Work instruction: Without the pictures, set down every line of the data exactly.

● ● ● ●

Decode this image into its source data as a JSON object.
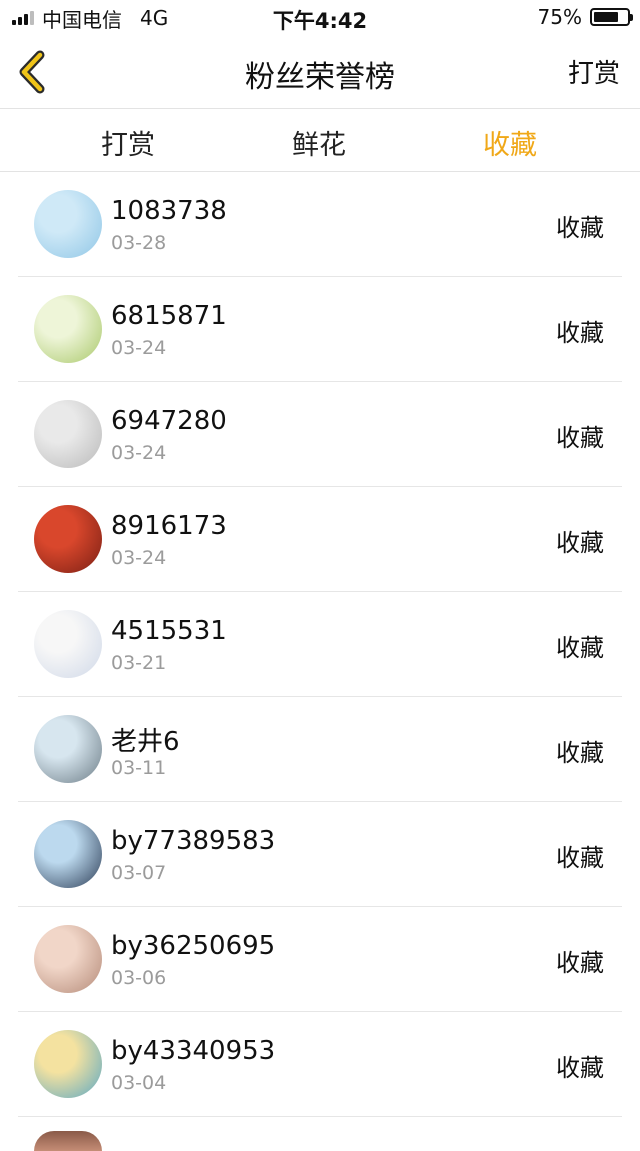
{
  "status_bar": {
    "carrier": "中国电信",
    "network": "4G",
    "time": "下午4:42",
    "battery": "75%",
    "battery_level": 0.75
  },
  "nav": {
    "title": "粉丝荣誉榜",
    "action_label": "打赏",
    "back_icon": "chevron-left-icon",
    "accent_color": "#f0c419"
  },
  "tabs": [
    {
      "label": "打赏",
      "active": false
    },
    {
      "label": "鲜花",
      "active": false
    },
    {
      "label": "收藏",
      "active": true
    }
  ],
  "colors": {
    "active_tab": "#f0a818",
    "date_text": "#9b9b9b",
    "divider": "#e6e6e6"
  },
  "fans": [
    {
      "name": "1083738",
      "date": "03-28",
      "action": "收藏",
      "avatar": "avatar-blue-snowflake",
      "avatar_colors": [
        "#cfe9f7",
        "#8fc6e6"
      ]
    },
    {
      "name": "6815871",
      "date": "03-24",
      "action": "收藏",
      "avatar": "avatar-cartoon-twins",
      "avatar_colors": [
        "#eef5d8",
        "#a9c86a"
      ]
    },
    {
      "name": "6947280",
      "date": "03-24",
      "action": "收藏",
      "avatar": "avatar-plush-toy",
      "avatar_colors": [
        "#e9e9e9",
        "#b9b9b9"
      ]
    },
    {
      "name": "8916173",
      "date": "03-24",
      "action": "收藏",
      "avatar": "avatar-girl-red",
      "avatar_colors": [
        "#d9472c",
        "#7a1f14"
      ]
    },
    {
      "name": "4515531",
      "date": "03-21",
      "action": "收藏",
      "avatar": "avatar-text-note",
      "avatar_colors": [
        "#f7f7f7",
        "#cfd8e8"
      ]
    },
    {
      "name": "老井6",
      "date": "03-11",
      "action": "收藏",
      "avatar": "avatar-landscape",
      "avatar_colors": [
        "#d7e6ef",
        "#6c7c86"
      ]
    },
    {
      "name": "by77389583",
      "date": "03-07",
      "action": "收藏",
      "avatar": "avatar-girl-blue",
      "avatar_colors": [
        "#bcd9ee",
        "#2b3c55"
      ]
    },
    {
      "name": "by36250695",
      "date": "03-06",
      "action": "收藏",
      "avatar": "avatar-two-girls",
      "avatar_colors": [
        "#f1d6c8",
        "#b48a78"
      ]
    },
    {
      "name": "by43340953",
      "date": "03-04",
      "action": "收藏",
      "avatar": "avatar-stitch-case",
      "avatar_colors": [
        "#f4e2a0",
        "#5aa7c4"
      ]
    }
  ]
}
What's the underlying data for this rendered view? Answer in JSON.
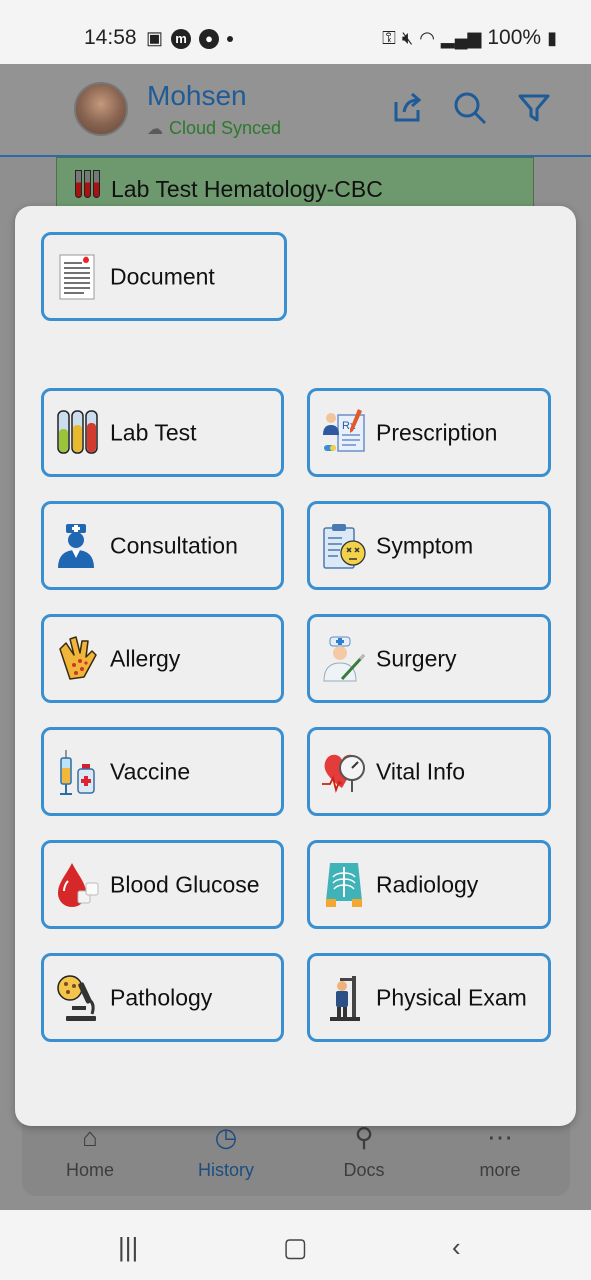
{
  "status_bar": {
    "time": "14:58",
    "battery": "100%"
  },
  "header": {
    "user_name": "Mohsen",
    "sync_status": "Cloud Synced",
    "icons": [
      "share-icon",
      "search-icon",
      "filter-icon"
    ]
  },
  "background_card": {
    "label": "Lab Test Hematology-CBC"
  },
  "modal": {
    "document": "Document",
    "tiles": [
      {
        "label": "Lab Test",
        "icon": "test-tubes-icon"
      },
      {
        "label": "Prescription",
        "icon": "prescription-icon"
      },
      {
        "label": "Consultation",
        "icon": "doctor-icon"
      },
      {
        "label": "Symptom",
        "icon": "symptom-clipboard-icon"
      },
      {
        "label": "Allergy",
        "icon": "allergy-hand-icon"
      },
      {
        "label": "Surgery",
        "icon": "surgeon-icon"
      },
      {
        "label": "Vaccine",
        "icon": "vaccine-icon"
      },
      {
        "label": "Vital Info",
        "icon": "heart-gauge-icon"
      },
      {
        "label": "Blood Glucose",
        "icon": "blood-drop-icon"
      },
      {
        "label": "Radiology",
        "icon": "xray-icon"
      },
      {
        "label": "Pathology",
        "icon": "microscope-icon"
      },
      {
        "label": "Physical Exam",
        "icon": "height-scale-icon"
      }
    ]
  },
  "bottom_nav": {
    "items": [
      {
        "label": "Home"
      },
      {
        "label": "History"
      },
      {
        "label": "Docs"
      },
      {
        "label": "more"
      }
    ]
  },
  "colors": {
    "accent": "#3a8fd1",
    "brand_blue": "#1f5b97",
    "sync_green": "#2c7a2c"
  }
}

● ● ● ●

Answer to the exercise:
Decode this image into its source data as a JSON object.
{
  "status_bar": {
    "carrier": "中国电信",
    "network": "4G",
    "time": "下午4:42",
    "battery": "75%",
    "battery_level": 0.75
  },
  "nav": {
    "title": "粉丝荣誉榜",
    "action_label": "打赏",
    "back_icon": "chevron-left-icon",
    "accent_color": "#f0c419"
  },
  "tabs": [
    {
      "label": "打赏",
      "active": false
    },
    {
      "label": "鲜花",
      "active": false
    },
    {
      "label": "收藏",
      "active": true
    }
  ],
  "colors": {
    "active_tab": "#f0a818",
    "date_text": "#9b9b9b",
    "divider": "#e6e6e6"
  },
  "fans": [
    {
      "name": "1083738",
      "date": "03-28",
      "action": "收藏",
      "avatar": "avatar-blue-snowflake",
      "avatar_colors": [
        "#cfe9f7",
        "#8fc6e6"
      ]
    },
    {
      "name": "6815871",
      "date": "03-24",
      "action": "收藏",
      "avatar": "avatar-cartoon-twins",
      "avatar_colors": [
        "#eef5d8",
        "#a9c86a"
      ]
    },
    {
      "name": "6947280",
      "date": "03-24",
      "action": "收藏",
      "avatar": "avatar-plush-toy",
      "avatar_colors": [
        "#e9e9e9",
        "#b9b9b9"
      ]
    },
    {
      "name": "8916173",
      "date": "03-24",
      "action": "收藏",
      "avatar": "avatar-girl-red",
      "avatar_colors": [
        "#d9472c",
        "#7a1f14"
      ]
    },
    {
      "name": "4515531",
      "date": "03-21",
      "action": "收藏",
      "avatar": "avatar-text-note",
      "avatar_colors": [
        "#f7f7f7",
        "#cfd8e8"
      ]
    },
    {
      "name": "老井6",
      "date": "03-11",
      "action": "收藏",
      "avatar": "avatar-landscape",
      "avatar_colors": [
        "#d7e6ef",
        "#6c7c86"
      ]
    },
    {
      "name": "by77389583",
      "date": "03-07",
      "action": "收藏",
      "avatar": "avatar-girl-blue",
      "avatar_colors": [
        "#bcd9ee",
        "#2b3c55"
      ]
    },
    {
      "name": "by36250695",
      "date": "03-06",
      "action": "收藏",
      "avatar": "avatar-two-girls",
      "avatar_colors": [
        "#f1d6c8",
        "#b48a78"
      ]
    },
    {
      "name": "by43340953",
      "date": "03-04",
      "action": "收藏",
      "avatar": "avatar-stitch-case",
      "avatar_colors": [
        "#f4e2a0",
        "#5aa7c4"
      ]
    }
  ]
}
What's the underlying data for this rendered view? Answer in JSON.
{
  "status_bar": {
    "time": "14:58",
    "battery": "100%"
  },
  "header": {
    "user_name": "Mohsen",
    "sync_status": "Cloud Synced",
    "icons": [
      "share-icon",
      "search-icon",
      "filter-icon"
    ]
  },
  "background_card": {
    "label": "Lab Test Hematology-CBC"
  },
  "modal": {
    "document": "Document",
    "tiles": [
      {
        "label": "Lab Test",
        "icon": "test-tubes-icon"
      },
      {
        "label": "Prescription",
        "icon": "prescription-icon"
      },
      {
        "label": "Consultation",
        "icon": "doctor-icon"
      },
      {
        "label": "Symptom",
        "icon": "symptom-clipboard-icon"
      },
      {
        "label": "Allergy",
        "icon": "allergy-hand-icon"
      },
      {
        "label": "Surgery",
        "icon": "surgeon-icon"
      },
      {
        "label": "Vaccine",
        "icon": "vaccine-icon"
      },
      {
        "label": "Vital Info",
        "icon": "heart-gauge-icon"
      },
      {
        "label": "Blood Glucose",
        "icon": "blood-drop-icon"
      },
      {
        "label": "Radiology",
        "icon": "xray-icon"
      },
      {
        "label": "Pathology",
        "icon": "microscope-icon"
      },
      {
        "label": "Physical Exam",
        "icon": "height-scale-icon"
      }
    ]
  },
  "bottom_nav": {
    "items": [
      {
        "label": "Home"
      },
      {
        "label": "History"
      },
      {
        "label": "Docs"
      },
      {
        "label": "more"
      }
    ]
  },
  "colors": {
    "accent": "#3a8fd1",
    "brand_blue": "#1f5b97",
    "sync_green": "#2c7a2c"
  }
}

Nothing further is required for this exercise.